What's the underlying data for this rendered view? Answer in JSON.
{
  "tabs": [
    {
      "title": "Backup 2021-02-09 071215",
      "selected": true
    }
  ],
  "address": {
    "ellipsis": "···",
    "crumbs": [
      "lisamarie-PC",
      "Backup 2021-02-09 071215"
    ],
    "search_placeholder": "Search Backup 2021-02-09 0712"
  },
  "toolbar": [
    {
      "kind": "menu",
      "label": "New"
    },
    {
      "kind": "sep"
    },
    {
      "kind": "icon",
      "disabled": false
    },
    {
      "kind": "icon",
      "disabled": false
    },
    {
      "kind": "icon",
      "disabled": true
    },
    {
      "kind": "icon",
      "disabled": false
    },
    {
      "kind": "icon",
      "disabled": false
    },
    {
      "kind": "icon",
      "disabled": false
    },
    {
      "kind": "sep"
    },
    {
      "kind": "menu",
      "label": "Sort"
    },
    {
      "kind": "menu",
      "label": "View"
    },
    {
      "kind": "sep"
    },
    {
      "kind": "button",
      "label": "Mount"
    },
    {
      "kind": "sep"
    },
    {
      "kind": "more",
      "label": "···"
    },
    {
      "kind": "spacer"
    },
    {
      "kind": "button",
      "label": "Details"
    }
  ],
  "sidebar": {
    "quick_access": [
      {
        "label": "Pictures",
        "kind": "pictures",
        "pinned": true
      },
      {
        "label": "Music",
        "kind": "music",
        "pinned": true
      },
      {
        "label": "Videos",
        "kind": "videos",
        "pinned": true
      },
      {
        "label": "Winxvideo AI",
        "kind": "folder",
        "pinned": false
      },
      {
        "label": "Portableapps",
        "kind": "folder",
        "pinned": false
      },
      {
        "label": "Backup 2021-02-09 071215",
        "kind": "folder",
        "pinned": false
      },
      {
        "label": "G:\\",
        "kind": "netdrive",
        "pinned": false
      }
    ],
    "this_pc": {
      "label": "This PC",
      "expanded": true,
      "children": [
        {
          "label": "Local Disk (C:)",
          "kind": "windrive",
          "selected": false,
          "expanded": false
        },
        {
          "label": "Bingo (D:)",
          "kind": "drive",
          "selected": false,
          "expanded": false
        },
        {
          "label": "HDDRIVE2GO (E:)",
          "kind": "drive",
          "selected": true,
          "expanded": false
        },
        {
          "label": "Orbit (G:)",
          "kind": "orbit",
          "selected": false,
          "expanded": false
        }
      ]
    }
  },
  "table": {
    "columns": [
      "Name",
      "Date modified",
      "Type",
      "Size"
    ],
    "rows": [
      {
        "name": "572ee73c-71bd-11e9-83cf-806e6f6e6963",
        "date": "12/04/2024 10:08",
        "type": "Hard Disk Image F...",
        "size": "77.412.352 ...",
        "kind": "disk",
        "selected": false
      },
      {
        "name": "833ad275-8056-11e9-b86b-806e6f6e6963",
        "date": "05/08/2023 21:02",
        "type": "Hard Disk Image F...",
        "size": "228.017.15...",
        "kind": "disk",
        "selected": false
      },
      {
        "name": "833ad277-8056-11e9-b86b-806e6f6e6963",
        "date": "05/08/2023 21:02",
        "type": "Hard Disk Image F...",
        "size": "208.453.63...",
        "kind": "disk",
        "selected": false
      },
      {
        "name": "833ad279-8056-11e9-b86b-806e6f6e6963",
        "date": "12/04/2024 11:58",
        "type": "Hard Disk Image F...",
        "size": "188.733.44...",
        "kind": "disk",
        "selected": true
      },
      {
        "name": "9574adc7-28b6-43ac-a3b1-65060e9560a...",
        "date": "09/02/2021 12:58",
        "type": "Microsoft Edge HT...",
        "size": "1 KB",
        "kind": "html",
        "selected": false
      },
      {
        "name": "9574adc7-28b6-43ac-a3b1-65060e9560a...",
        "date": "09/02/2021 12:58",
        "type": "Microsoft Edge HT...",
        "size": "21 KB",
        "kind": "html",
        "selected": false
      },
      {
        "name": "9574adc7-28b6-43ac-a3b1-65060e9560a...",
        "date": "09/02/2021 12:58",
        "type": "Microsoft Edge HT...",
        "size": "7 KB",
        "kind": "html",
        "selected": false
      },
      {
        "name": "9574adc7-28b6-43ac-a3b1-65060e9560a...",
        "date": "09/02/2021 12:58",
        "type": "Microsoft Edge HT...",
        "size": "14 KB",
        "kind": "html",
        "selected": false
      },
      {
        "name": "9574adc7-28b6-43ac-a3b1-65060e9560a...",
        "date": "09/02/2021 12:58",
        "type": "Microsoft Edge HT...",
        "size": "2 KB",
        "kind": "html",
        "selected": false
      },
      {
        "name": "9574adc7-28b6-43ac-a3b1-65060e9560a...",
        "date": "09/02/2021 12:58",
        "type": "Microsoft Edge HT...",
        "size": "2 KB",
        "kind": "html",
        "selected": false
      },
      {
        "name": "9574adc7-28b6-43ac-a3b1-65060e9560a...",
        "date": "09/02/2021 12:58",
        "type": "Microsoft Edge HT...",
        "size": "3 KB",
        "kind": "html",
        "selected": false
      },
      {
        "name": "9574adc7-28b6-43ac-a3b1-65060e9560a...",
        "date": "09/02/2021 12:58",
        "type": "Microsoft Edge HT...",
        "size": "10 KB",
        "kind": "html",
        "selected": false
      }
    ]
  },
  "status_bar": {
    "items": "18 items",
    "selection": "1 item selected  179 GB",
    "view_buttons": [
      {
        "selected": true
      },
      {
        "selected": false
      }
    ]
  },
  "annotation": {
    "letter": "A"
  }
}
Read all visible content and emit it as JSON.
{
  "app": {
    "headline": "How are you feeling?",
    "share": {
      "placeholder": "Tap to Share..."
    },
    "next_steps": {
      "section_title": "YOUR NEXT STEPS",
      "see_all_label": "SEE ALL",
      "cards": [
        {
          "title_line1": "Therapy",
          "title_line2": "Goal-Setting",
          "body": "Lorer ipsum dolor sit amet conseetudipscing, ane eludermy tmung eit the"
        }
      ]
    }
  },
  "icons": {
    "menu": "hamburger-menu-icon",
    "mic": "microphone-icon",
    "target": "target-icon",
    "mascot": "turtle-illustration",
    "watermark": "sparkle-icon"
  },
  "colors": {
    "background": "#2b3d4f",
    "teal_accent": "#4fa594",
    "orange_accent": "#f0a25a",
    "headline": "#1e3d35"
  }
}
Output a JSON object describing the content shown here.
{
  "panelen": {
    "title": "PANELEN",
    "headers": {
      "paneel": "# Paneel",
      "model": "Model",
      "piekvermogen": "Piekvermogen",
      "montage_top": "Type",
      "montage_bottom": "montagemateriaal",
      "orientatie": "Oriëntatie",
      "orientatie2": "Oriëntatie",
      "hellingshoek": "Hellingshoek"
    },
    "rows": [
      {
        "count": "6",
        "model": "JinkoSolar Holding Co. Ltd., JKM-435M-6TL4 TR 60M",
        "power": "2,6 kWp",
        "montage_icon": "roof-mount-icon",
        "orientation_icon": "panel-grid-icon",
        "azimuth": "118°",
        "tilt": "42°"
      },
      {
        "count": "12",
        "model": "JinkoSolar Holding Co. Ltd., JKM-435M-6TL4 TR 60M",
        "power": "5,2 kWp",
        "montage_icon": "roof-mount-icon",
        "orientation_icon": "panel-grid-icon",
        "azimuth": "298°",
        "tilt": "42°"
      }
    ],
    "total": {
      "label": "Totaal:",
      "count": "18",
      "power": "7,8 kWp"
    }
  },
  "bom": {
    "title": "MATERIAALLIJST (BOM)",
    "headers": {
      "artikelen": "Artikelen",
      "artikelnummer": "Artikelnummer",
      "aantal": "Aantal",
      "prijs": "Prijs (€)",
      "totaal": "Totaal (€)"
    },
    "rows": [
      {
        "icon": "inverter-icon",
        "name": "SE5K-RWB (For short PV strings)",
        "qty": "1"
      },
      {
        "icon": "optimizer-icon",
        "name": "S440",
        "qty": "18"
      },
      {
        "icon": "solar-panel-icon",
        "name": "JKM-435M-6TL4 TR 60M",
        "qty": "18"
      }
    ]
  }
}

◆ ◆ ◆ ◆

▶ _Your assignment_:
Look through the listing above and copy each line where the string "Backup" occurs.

▶ _Solution for this task_:
      "title": "Backup 2021-02-09 071215",
      "Backup 2021-02-09 071215"
    "search_placeholder": "Search Backup 2021-02-09 0712"
        "label": "Backup 2021-02-09 071215",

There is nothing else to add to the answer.